Title: An Unexpected Reality

Artist: Gatecreeper
Label: Closed Casket Activities
Genre: Death Metal / Doom Metal
Released: 13 January 2021



an unexpected reality

"Seeking comfort in restless sleep
Leaving consciousness behind
Slipping from reality inside in my mind
No reason to open my eyes​"

Sitting at only seventeen minutes and eight songs, the new Gatecreeper album is immediately eye-catching, mostly because of the extremely strange layout of its track listing. It’s reminiscent to Nails’ last album, “You Will Never Be One of Us”, in both style and structure, with the band exploring more of a grind-core sound than they ever have before, as well as assembling the record as it is; with a string of extremely short and violent tracks followed by a single, long song to conclude the album. And while this unconventional format may sound fairly gimmicky, Gatecreeper have somehow managed to create an album that doesn’t feel too skewed in either direction, all while making an absolutely excellent variety of music across the course of this extremely brief record.

Side A of ‘An Unexpected Reality’ literally only equates to about seven minutes of music, stretched over seven tracks, and it works extremely well in its ability to deliver such a wide variety of sounds in such a compressed period of time. While Side B manages to do something in a similar vein, through shifting dynamics and slowly developing compositions, Side A instead throws itself from one song to another, as it manically switches between various tempos and styles.
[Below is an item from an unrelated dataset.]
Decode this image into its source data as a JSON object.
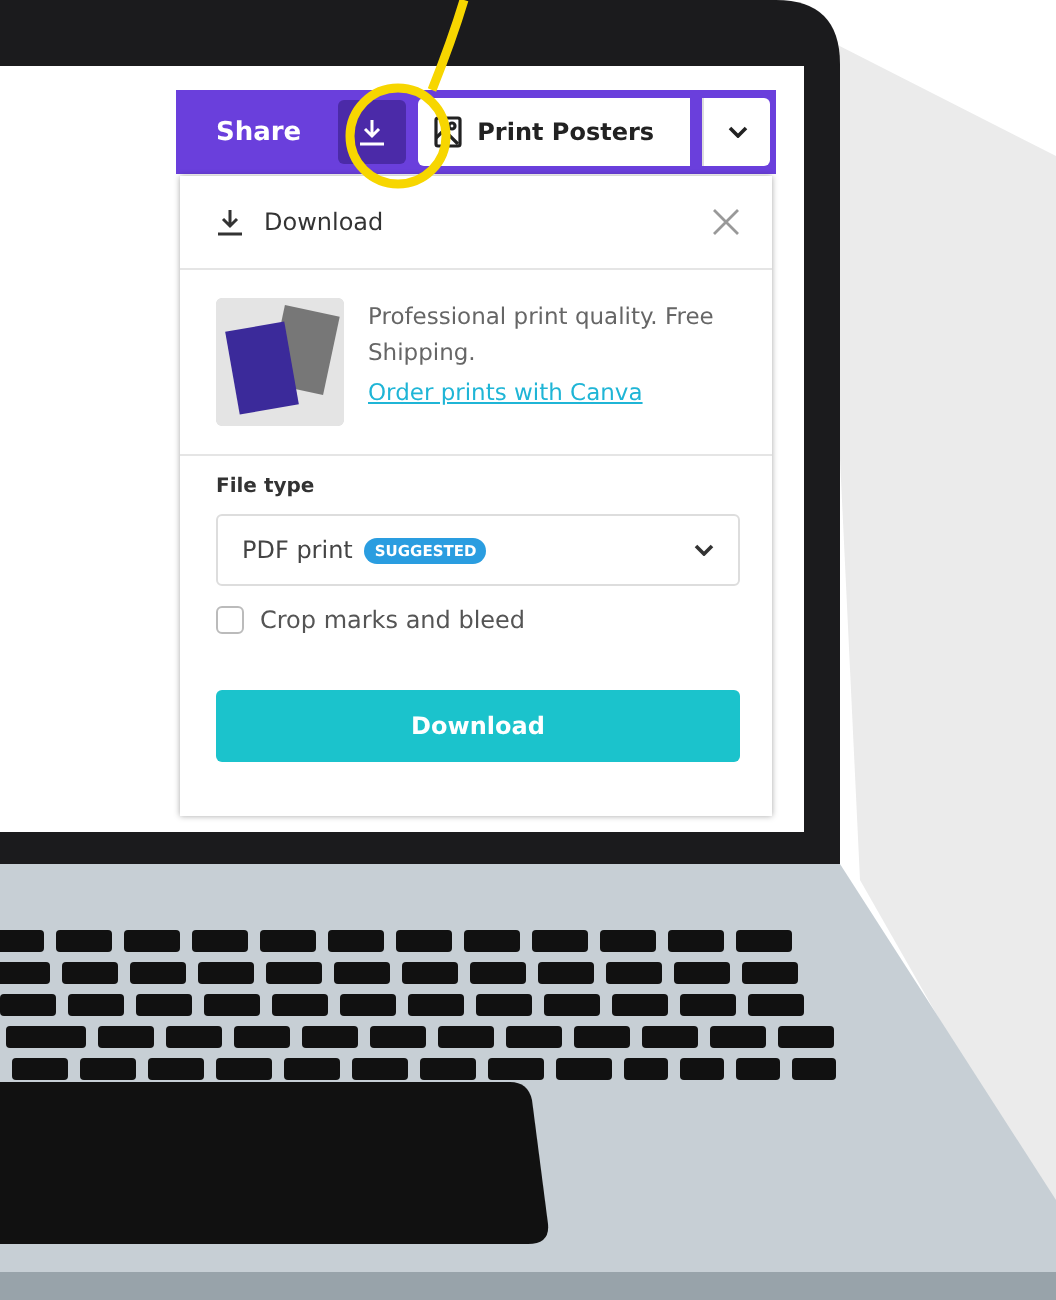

It’s weirdly fun, leaving no time for any down-time or disinterest to creep in. And because of that, it’s also pretty difficult to criticise this without nit-picking. It’s just an extremely solid seven minutes of fast, aggressive death-metal. If it were one track, I’m sure it would be a little easier to pull apart and analyse. However, it isn’t as if the band have taken one track and chopped it up into seven little pieces as some sort of gimmick. These are each their own individual tracks that have unique and interesting sounds, and because of that, I don’t really have many issues with any of these. The only real problem they have is not being able to reach their full potential because of their length, however this also means that they never manage to outstay their welcome. And the constantly shifting nature of this first half means that there is just so much variety. It never rehashes any ideas, and is driven by a really amazing and frantic energy that lasts from the second Side A starts, until it finishes.
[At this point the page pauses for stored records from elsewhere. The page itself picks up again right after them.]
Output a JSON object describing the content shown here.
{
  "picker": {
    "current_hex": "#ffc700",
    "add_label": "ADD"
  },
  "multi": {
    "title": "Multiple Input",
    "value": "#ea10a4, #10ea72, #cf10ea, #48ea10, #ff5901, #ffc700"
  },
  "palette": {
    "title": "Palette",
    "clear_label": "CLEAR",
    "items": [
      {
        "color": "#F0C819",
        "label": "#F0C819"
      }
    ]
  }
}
The album only slightly loses momentum at the end of the track ‘Amputation’, due to the record coming to its very first complete stop after five minutes of total onslaught. However, it doesn’t take long (around two seconds) for it to hurl itself back on track, delivering another weirdly catchy and frenzied experience with ‘Depraved Not Deprived’. And this leads into the final track of Side A, ‘Superspreader’, which concludes the first half of the album with a relentless and absolutely chaotic finish that could have well been the end of a really great death/grind-core EP from the band. However, they decided to take it a step further, instead ending with the monolithic ‘Emptiness’; taking up Side B in its entirety, as well as over half of the album’s runtime.

While the first half purely functions off of frenetic and pummelling energy, ‘Emptiness’ slows things down to deliver a diverse and sprawling eleven-minute doomy odyssey. It’s a real change of pace away from the grindy sounds of the first half, instead taking its time in establishing and repeating various riffs and motifs, creating a more holistic sound than the first half of the album. It starts off extremely slow and thick, delving more into doom-metal sounds, and slowly adds more visceral and intricate drum and guitar patterns as it develops. The track’s third and final section is arguably it’s best, starting off with some very quiet and restrained guitars before bursting into a cathartic conclusion that reprises some moments from the beginning of the track. It’s an incredible song; fully realised, and a beautiful conclusion to the record. In an album that has already managed to impress with its incredible sense of immediacy, to pull a complete left turn and have it end with an eleven-minute track, which doesn’t feel as though it weighs the rest of the record down, is extremely impressive. Although it directly contradicts the rest of the material on here, ‘Emptiness’ is by far the highlight of the album, and a real achievement for the band.

It’s hard to say much else about the album since it’s already quite short in length, but this is excellent and absolutely worth the seventeen minutes that it takes to listen to. The first half is absolutely unhinged and berserk, and the second half delivers an incredible, atmospheric journey that explores multiple facets of doom and death metal. There’s so much to love here, with the concluding behemoth of a track ‘Emptiness’ being the personal highlight for me. While I do wish some of the earlier tracks had a little more room to breath and develop, they’re still extremely impressive in their sense of urgency and intensity. If you’re a fan of death-metal and grind-core, Side A will appeal to you, and if you’re more into slow, doomy metal, then you’ll most likely love the second half of this. However, ‘An Unexpected Reality’ is consistently solid enough that it’ll most likely end up impressing the entire way through.

"I starve myself from you
I wither away
Can't you see I'm paper thin?"

Reviewed by Layton Bryce - 30/01/2021